Source records:
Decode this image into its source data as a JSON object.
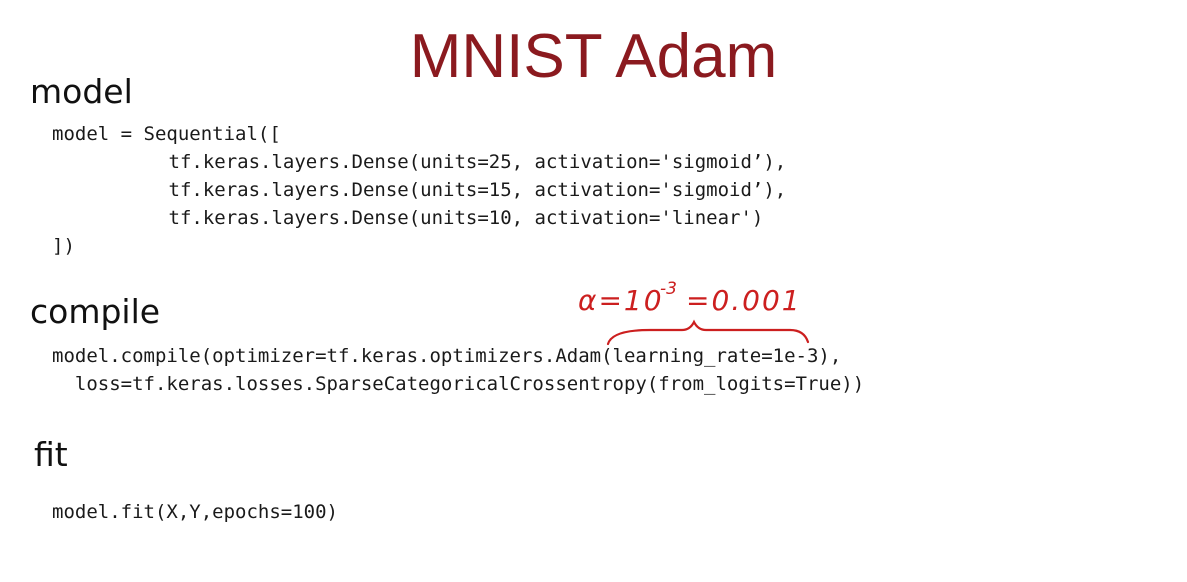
{
  "slide": {
    "title": "MNIST Adam"
  },
  "sections": {
    "model": {
      "heading": "model",
      "lines": [
        "model = Sequential([",
        "        tf.keras.layers.Dense(units=25, activation='sigmoid’),",
        "        tf.keras.layers.Dense(units=15, activation='sigmoid’),",
        "        tf.keras.layers.Dense(units=10, activation='linear')",
        "])"
      ]
    },
    "compile": {
      "heading": "compile",
      "lines": [
        "model.compile(optimizer=tf.keras.optimizers.Adam(learning_rate=1e-3),",
        "  loss=tf.keras.losses.SparseCategoricalCrossentropy(from_logits=True))"
      ]
    },
    "fit": {
      "heading": "fit",
      "lines": [
        "model.fit(X,Y,epochs=100)"
      ]
    }
  },
  "annotation": {
    "lhs": "α=10",
    "exponent": "-3",
    "rhs": "=0.001",
    "color": "#cc1f1f"
  },
  "colors": {
    "title": "#8b1a1f",
    "text": "#111111"
  }
}
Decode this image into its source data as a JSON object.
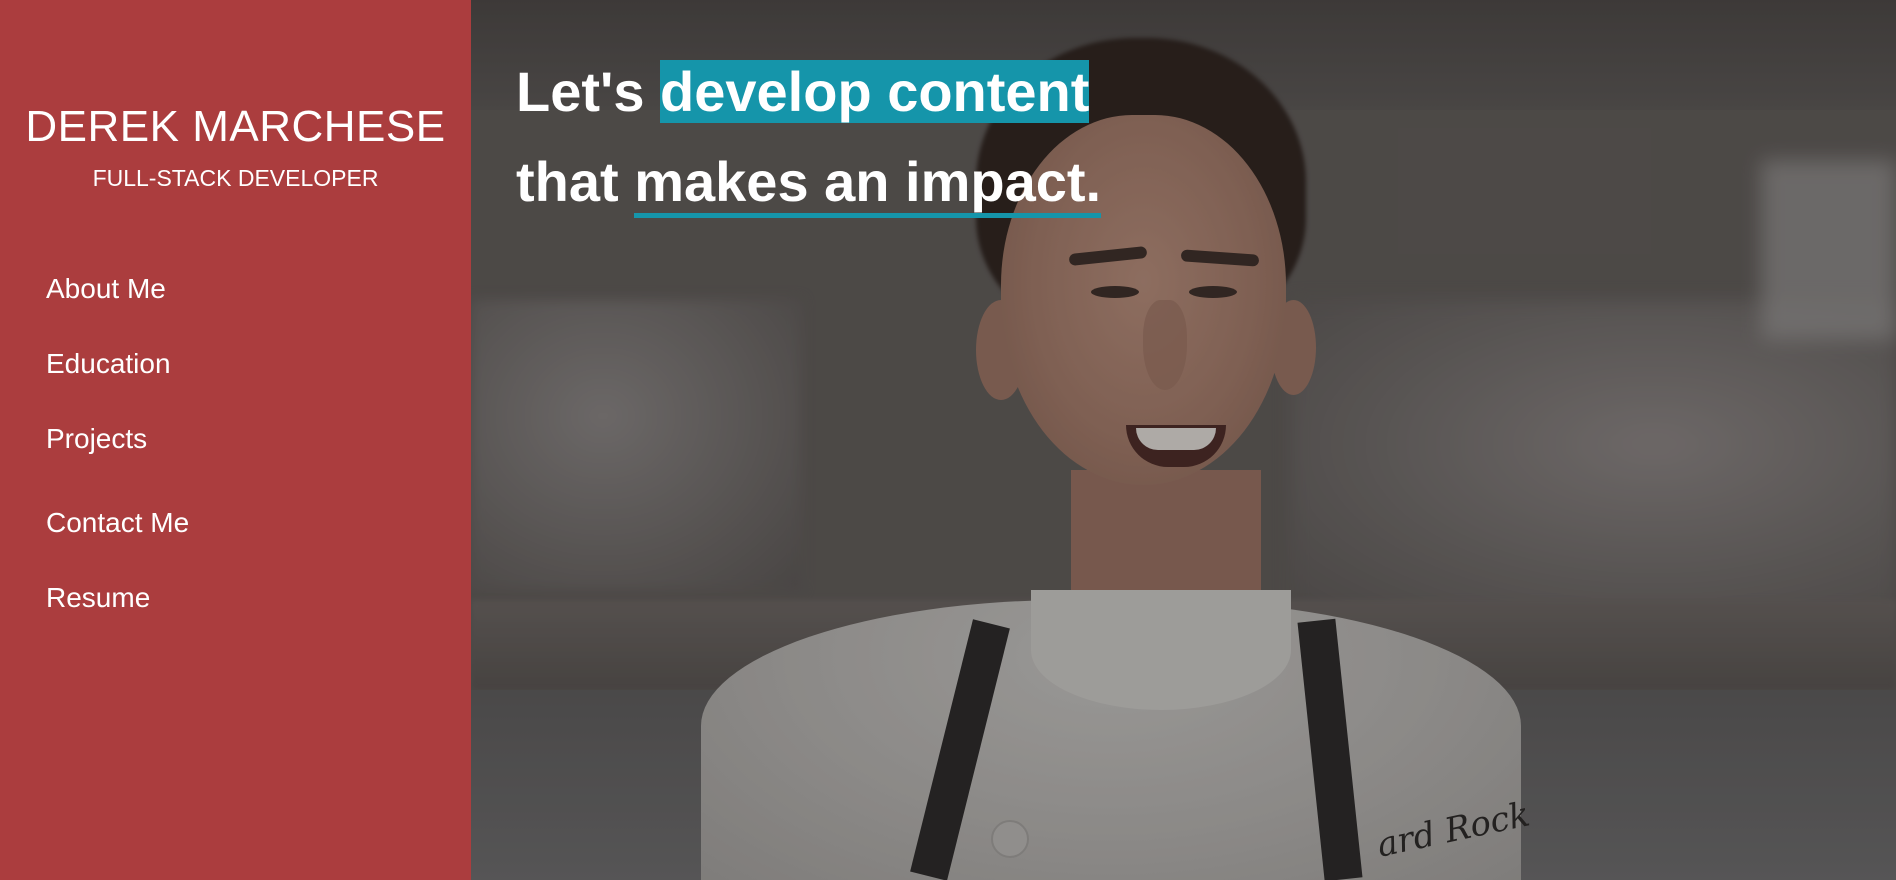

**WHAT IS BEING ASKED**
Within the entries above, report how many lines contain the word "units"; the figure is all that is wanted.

**RESPONSE TO THE TASK**
3